■ **Exercise aim**:
In your copy, reproduce the entries exactly as they are, minus the images.

■ **Exercise input**:
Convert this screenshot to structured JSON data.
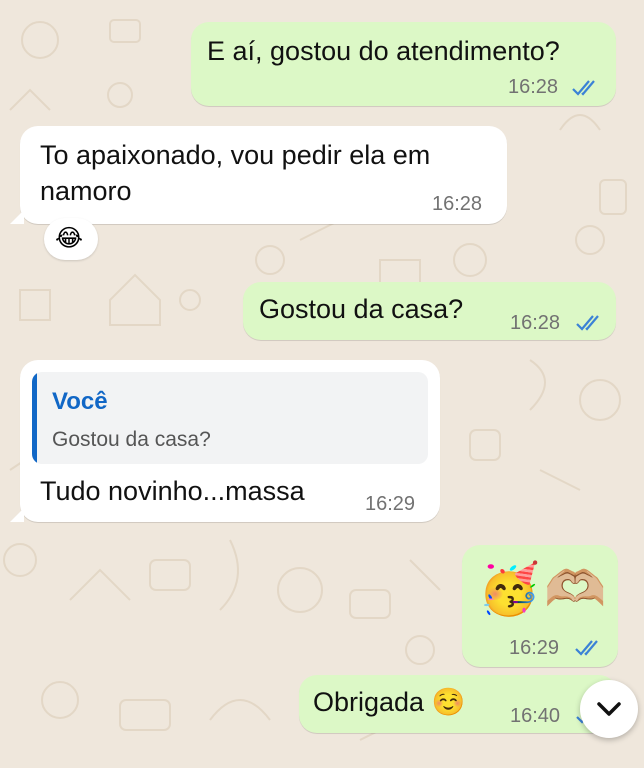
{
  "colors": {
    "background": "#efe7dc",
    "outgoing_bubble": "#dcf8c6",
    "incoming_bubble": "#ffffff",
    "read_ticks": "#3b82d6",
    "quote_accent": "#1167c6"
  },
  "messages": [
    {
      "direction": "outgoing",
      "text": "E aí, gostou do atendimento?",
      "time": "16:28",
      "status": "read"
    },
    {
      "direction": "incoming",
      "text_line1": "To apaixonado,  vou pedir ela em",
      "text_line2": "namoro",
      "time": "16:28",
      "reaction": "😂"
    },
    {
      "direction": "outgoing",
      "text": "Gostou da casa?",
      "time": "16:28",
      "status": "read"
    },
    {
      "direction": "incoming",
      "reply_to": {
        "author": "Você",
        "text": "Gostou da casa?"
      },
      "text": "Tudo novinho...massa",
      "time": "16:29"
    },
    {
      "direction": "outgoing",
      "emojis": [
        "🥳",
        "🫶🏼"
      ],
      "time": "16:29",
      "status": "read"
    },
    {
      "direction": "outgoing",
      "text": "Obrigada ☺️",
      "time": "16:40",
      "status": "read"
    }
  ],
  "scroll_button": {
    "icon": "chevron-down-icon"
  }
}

■ **Written solution**:
Convert this screenshot to structured JSON data.
{
  "colors": {
    "background": "#efe7dc",
    "outgoing_bubble": "#dcf8c6",
    "incoming_bubble": "#ffffff",
    "read_ticks": "#3b82d6",
    "quote_accent": "#1167c6"
  },
  "messages": [
    {
      "direction": "outgoing",
      "text": "E aí, gostou do atendimento?",
      "time": "16:28",
      "status": "read"
    },
    {
      "direction": "incoming",
      "text_line1": "To apaixonado,  vou pedir ela em",
      "text_line2": "namoro",
      "time": "16:28",
      "reaction": "😂"
    },
    {
      "direction": "outgoing",
      "text": "Gostou da casa?",
      "time": "16:28",
      "status": "read"
    },
    {
      "direction": "incoming",
      "reply_to": {
        "author": "Você",
        "text": "Gostou da casa?"
      },
      "text": "Tudo novinho...massa",
      "time": "16:29"
    },
    {
      "direction": "outgoing",
      "emojis": [
        "🥳",
        "🫶🏼"
      ],
      "time": "16:29",
      "status": "read"
    },
    {
      "direction": "outgoing",
      "text": "Obrigada ☺️",
      "time": "16:40",
      "status": "read"
    }
  ],
  "scroll_button": {
    "icon": "chevron-down-icon"
  }
}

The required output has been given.